> WHAT IS EXPECTED
Retype all data exactly as given. Pictures should not be retyped.

· · · · · · ·

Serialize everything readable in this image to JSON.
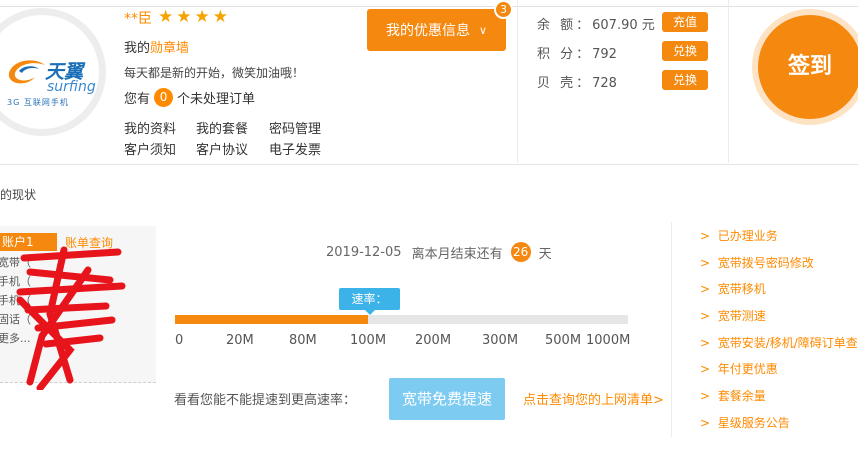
{
  "profile": {
    "logo_cn": "天翼",
    "logo_en": "surfing",
    "logo_sub": "3G 互联网手机",
    "username": "**臣",
    "stars": "★★★★",
    "badge_prefix": "我的",
    "badge_link": "勋章墙",
    "slogan": "每天都是新的开始，微笑加油哦！",
    "orders_prefix": "您有",
    "orders_count": "0",
    "orders_suffix": "个未处理订单",
    "links": [
      "我的资料",
      "我的套餐",
      "密码管理",
      "客户须知",
      "客户协议",
      "电子发票"
    ]
  },
  "promo": {
    "label": "我的优惠信息",
    "count": "3"
  },
  "account": {
    "balance_label": "余 额：",
    "balance_value": "607.90 元",
    "balance_btn": "充值",
    "points_label": "积 分：",
    "points_value": "792",
    "points_btn": "兑换",
    "shells_label": "贝 壳：",
    "shells_value": "728",
    "shells_btn": "兑换"
  },
  "signin": {
    "label": "签到"
  },
  "section": {
    "title": "的现状"
  },
  "accounts": {
    "tab": "账户1",
    "query": "账单查询",
    "items": [
      "宽带（",
      "手机（",
      "手机（",
      "固话（",
      "更多..."
    ]
  },
  "broadband": {
    "date": "2019-12-05",
    "remain_prefix": "离本月结束还有",
    "remain_days": "26",
    "remain_suffix": "天",
    "speed_label": "速率：100M",
    "speed_fraction": 0.425,
    "ticks": [
      "0",
      "20M",
      "80M",
      "100M",
      "200M",
      "300M",
      "500M",
      "1000M"
    ],
    "upgrade_question": "看看您能不能提速到更高速率：",
    "upgrade_button": "宽带免费提速",
    "query_link": "点击查询您的上网清单>"
  },
  "side_links": [
    "已办理业务",
    "宽带拨号密码修改",
    "宽带移机",
    "宽带测速",
    "宽带安装/移机/障碍订单查询",
    "年付更优惠",
    "套餐余量",
    "星级服务公告"
  ],
  "colors": {
    "accent": "#f5880f",
    "link": "#ff8a00",
    "tip": "#3bb3e8",
    "upgrade": "#7ecbf1"
  }
}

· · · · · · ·

> EXERCISE RESPONSE
Serialize everything readable in this image to JSON.
{
  "profile": {
    "logo_cn": "天翼",
    "logo_en": "surfing",
    "logo_sub": "3G 互联网手机",
    "username": "**臣",
    "stars": "★★★★",
    "badge_prefix": "我的",
    "badge_link": "勋章墙",
    "slogan": "每天都是新的开始，微笑加油哦！",
    "orders_prefix": "您有",
    "orders_count": "0",
    "orders_suffix": "个未处理订单",
    "links": [
      "我的资料",
      "我的套餐",
      "密码管理",
      "客户须知",
      "客户协议",
      "电子发票"
    ]
  },
  "promo": {
    "label": "我的优惠信息",
    "count": "3"
  },
  "account": {
    "balance_label": "余 额：",
    "balance_value": "607.90 元",
    "balance_btn": "充值",
    "points_label": "积 分：",
    "points_value": "792",
    "points_btn": "兑换",
    "shells_label": "贝 壳：",
    "shells_value": "728",
    "shells_btn": "兑换"
  },
  "signin": {
    "label": "签到"
  },
  "section": {
    "title": "的现状"
  },
  "accounts": {
    "tab": "账户1",
    "query": "账单查询",
    "items": [
      "宽带（",
      "手机（",
      "手机（",
      "固话（",
      "更多..."
    ]
  },
  "broadband": {
    "date": "2019-12-05",
    "remain_prefix": "离本月结束还有",
    "remain_days": "26",
    "remain_suffix": "天",
    "speed_label": "速率：100M",
    "speed_fraction": 0.425,
    "ticks": [
      "0",
      "20M",
      "80M",
      "100M",
      "200M",
      "300M",
      "500M",
      "1000M"
    ],
    "upgrade_question": "看看您能不能提速到更高速率：",
    "upgrade_button": "宽带免费提速",
    "query_link": "点击查询您的上网清单>"
  },
  "side_links": [
    "已办理业务",
    "宽带拨号密码修改",
    "宽带移机",
    "宽带测速",
    "宽带安装/移机/障碍订单查询",
    "年付更优惠",
    "套餐余量",
    "星级服务公告"
  ],
  "colors": {
    "accent": "#f5880f",
    "link": "#ff8a00",
    "tip": "#3bb3e8",
    "upgrade": "#7ecbf1"
  }
}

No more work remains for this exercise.